This project ultimately ended up failing, like most aspiring game developers plans to make an MMO.

How did you end up an Awesome Guy?

While doing all of that I had followed the development blog of a certain Romanian game developer named Nick. He and a programmer friend of his were working on this cool game in Love2D called Concerned Joe, and I had played the original flash game so I loved reading their devblogs. I even implemented some of their ideas into my own prototypes.

Eventually, Concerned Joe became Move or Die, and so I bought Move or Die on Steam and played the hell out of it. Initially it was even open-source and I was able to dig around in the gameplay code (which was written in Lua) and reverse engineer a few things.

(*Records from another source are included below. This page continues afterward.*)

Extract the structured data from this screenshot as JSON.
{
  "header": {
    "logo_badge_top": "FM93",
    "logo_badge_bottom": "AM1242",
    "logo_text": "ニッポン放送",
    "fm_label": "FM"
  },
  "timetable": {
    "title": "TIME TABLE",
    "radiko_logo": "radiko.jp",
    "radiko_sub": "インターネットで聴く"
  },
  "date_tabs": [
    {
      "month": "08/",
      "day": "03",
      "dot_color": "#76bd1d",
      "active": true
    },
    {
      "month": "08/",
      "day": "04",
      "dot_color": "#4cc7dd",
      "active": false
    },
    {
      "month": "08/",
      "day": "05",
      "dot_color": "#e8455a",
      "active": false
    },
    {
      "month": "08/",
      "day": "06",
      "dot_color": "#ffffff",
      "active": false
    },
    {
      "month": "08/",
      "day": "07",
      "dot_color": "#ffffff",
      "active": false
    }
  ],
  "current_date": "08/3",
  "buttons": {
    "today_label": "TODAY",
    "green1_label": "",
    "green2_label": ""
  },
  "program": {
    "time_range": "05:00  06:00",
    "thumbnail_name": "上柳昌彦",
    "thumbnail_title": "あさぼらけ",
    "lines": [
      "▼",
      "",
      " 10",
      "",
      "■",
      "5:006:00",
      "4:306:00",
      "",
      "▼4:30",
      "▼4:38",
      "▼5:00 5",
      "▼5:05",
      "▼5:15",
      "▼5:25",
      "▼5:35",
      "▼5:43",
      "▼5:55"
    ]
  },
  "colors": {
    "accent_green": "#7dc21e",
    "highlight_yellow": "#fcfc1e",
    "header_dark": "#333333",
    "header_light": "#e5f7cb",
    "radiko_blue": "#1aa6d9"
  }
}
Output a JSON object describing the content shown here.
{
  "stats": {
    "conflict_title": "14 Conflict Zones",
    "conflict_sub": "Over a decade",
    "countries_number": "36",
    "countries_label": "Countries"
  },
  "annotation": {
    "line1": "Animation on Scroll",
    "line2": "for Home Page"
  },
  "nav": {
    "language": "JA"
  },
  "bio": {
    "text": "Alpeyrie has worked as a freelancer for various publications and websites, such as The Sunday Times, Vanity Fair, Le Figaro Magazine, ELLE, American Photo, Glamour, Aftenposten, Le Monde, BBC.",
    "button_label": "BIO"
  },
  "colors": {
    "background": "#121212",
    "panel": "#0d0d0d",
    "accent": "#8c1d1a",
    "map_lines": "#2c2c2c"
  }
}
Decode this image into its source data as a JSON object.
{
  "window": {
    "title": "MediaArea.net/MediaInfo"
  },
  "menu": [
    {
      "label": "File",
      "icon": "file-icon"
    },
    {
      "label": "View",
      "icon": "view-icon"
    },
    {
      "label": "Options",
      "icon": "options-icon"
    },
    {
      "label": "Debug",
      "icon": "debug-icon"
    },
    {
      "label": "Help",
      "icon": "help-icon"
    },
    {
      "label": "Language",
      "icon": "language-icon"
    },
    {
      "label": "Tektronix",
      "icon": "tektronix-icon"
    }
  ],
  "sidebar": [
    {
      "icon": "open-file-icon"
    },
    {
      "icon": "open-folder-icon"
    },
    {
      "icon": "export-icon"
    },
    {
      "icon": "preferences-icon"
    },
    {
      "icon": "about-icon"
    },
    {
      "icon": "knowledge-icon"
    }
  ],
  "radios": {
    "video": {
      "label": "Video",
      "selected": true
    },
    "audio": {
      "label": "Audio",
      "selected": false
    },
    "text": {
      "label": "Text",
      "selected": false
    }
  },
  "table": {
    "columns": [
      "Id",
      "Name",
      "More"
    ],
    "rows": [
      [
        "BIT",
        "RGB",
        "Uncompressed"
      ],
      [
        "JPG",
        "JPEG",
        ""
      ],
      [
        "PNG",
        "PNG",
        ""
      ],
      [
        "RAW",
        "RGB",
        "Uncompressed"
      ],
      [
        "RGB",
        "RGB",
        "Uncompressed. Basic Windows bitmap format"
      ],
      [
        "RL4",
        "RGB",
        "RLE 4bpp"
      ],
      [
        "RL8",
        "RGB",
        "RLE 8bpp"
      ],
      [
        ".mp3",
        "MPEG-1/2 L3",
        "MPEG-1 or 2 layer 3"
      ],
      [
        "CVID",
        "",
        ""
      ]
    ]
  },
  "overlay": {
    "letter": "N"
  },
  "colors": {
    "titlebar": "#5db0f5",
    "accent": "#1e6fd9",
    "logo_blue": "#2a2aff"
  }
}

About a year after that Nick had made a post saying he needed dedicated QA testers to help him do a final round of testing before the game’s final Steam release. I applied for position on that team and we ended up talking quite a bit. I told him about all of my side projects and what I did for a living. Somewhere along the way he asked me to help with a little project of his on the side, which was basically a “Twitch Plays” version of Move or Die. While watching a livestream of the game being played by bots, viewers could vote on which bot they thought was going to win the current game. We both ended up having a lot of fun doing that, and had it done in about a day.

After that, I showed him how I managed to break his (very weak) encryption of the gameplay code in Move or Die. Which he had recently made closed-source over the course of Early Access. He told me that he was looking for a new programmer to join the team, and told me I should apply. I ended up getting the job.

That’s how I ended up becoming more than just a hobbyist game developer, and how I got out of web development. Of course there’s a lot more to this story, including the time I dropped out of school to start my own company. Even some stuff about how I ended working on two separate Just Cause Multiplayer mods in the last four years. I’ll save all that for another time, though.

When are you going to get a real job? Like a doctor or a lawyer?

Probably never, unless someone can offer me a ridiculous amount of money to do web development again. So I’ll probably do this for the rest of my life, or at least, I hope so.

If you didn’t make games for a living, then how would you be putting your mind off the inevitability of death?

Web development, probably, or if I hadn’t dropped out of school I always wanted to be a biologist.

Infinite minerals and vespene gas, what would your ideal game be?

An open-world game in the vein of Grant Theft Auto. Only because I’m an Engine Programming nerd who wants to learn how to make an engine like that.

Longest ‘/played’ on any game ever?

Lifetime stats:

Garry’s Mod: 889 hours

Just Cause 2 Multiplayer Mod: 887 hours

Move or Die: 338 hours

I’d say my most played game in the last year has been Fallout 4, though.

Favorite voice line or sound effect in any game?

Pam Pa Ram Song – Witcher 3

In an escort quest, should the NPC walk faster, slower or at the same pace as your character? Why?

At the same pace so I can avoid my eyes completely glazing over. A good example of this is Elizabeth from Bioshock Infinite. She keeps up with you when she need to, but still stops to smell the roses and eat some sweets.

How did you rate your last Uber driver?

5 stars.

Draw a chicken.

Thanks for the hell chicken Josh. We’re back to our regularly scheduled program next week! Stay tuned.